Task to carry out - Lines with "Treble": state how many there are in the records below, and nothing else.

*** Opening of Exercise material ***

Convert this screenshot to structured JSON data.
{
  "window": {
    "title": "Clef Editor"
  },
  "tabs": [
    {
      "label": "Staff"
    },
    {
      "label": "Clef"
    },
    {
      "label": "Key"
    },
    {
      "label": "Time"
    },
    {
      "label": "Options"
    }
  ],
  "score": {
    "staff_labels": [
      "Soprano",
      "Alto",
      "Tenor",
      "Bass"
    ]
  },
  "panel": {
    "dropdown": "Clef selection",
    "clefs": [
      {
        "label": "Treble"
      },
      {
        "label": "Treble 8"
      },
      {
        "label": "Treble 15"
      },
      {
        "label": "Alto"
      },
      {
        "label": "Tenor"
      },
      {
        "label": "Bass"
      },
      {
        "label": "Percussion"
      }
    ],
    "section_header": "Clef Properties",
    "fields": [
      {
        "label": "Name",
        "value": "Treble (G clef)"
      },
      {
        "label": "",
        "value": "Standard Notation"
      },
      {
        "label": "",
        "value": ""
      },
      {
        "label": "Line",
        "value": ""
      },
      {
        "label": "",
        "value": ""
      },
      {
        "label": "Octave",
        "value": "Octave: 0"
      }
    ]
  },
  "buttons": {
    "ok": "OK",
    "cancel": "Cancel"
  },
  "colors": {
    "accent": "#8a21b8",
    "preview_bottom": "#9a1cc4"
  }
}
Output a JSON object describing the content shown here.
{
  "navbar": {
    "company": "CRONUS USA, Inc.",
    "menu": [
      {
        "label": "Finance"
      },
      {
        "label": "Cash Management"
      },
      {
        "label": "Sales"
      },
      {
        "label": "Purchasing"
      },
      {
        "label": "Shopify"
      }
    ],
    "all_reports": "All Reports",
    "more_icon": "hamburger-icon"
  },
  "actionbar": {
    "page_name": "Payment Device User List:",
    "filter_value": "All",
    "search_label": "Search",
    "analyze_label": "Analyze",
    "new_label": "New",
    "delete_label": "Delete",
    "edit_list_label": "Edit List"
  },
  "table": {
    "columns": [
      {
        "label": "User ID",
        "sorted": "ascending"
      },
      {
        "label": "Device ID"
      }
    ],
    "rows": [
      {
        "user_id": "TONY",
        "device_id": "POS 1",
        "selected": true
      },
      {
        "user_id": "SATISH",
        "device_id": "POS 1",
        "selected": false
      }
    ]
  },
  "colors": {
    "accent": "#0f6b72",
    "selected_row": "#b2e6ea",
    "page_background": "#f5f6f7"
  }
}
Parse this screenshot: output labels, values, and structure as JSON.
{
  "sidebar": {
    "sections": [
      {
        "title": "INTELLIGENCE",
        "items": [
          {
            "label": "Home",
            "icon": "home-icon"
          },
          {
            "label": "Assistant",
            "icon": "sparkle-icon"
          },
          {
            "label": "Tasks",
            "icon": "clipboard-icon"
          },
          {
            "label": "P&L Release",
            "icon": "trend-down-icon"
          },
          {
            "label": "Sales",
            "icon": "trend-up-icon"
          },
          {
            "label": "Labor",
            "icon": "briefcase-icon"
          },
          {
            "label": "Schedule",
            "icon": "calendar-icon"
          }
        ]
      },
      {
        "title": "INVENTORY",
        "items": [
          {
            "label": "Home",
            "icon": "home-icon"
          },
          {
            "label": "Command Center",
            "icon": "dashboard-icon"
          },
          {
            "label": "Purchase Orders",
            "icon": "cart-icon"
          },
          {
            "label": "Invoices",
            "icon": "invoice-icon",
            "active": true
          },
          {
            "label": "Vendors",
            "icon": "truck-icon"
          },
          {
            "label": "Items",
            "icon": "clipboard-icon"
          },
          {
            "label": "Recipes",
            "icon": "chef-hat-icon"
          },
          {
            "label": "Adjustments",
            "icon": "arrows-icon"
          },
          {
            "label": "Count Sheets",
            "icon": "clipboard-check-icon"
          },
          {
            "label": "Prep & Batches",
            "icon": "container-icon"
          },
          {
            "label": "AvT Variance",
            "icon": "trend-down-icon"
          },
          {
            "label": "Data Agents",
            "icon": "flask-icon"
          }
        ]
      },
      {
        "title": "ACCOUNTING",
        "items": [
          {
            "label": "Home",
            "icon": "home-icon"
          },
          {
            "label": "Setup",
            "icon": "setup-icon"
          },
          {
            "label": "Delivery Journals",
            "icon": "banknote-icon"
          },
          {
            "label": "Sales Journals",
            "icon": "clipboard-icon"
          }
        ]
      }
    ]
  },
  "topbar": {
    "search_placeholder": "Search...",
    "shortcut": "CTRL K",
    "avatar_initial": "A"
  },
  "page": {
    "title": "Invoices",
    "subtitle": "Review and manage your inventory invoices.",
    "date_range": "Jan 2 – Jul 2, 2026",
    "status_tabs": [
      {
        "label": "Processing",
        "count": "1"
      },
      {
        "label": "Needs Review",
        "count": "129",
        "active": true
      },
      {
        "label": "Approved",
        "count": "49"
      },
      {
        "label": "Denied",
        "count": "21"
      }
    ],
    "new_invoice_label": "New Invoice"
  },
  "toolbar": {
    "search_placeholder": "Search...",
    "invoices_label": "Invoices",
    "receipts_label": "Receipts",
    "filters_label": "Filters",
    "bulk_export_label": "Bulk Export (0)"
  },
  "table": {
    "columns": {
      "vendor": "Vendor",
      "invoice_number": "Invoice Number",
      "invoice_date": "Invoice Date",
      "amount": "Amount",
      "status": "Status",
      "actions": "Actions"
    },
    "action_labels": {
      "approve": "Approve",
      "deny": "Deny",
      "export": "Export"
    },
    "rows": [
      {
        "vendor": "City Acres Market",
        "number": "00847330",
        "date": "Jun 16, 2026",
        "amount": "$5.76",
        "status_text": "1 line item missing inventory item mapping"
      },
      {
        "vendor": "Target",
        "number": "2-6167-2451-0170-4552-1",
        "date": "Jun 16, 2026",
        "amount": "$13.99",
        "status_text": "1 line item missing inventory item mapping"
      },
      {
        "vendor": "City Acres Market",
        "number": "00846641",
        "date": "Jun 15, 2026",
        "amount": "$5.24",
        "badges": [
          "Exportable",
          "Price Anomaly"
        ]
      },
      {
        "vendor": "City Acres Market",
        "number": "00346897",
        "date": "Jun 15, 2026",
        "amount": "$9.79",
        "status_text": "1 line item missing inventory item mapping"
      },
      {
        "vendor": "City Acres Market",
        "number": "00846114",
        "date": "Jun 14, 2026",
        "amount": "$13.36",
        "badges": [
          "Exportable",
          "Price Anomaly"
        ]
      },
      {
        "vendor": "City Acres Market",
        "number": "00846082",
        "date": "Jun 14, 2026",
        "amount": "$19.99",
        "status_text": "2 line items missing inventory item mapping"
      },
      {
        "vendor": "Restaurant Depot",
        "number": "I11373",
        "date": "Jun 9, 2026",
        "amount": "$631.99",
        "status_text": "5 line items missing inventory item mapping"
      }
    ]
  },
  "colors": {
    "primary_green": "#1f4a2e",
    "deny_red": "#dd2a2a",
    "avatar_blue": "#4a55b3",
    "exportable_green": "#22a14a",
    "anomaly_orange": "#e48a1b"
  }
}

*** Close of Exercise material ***

Solution for this exercise - 4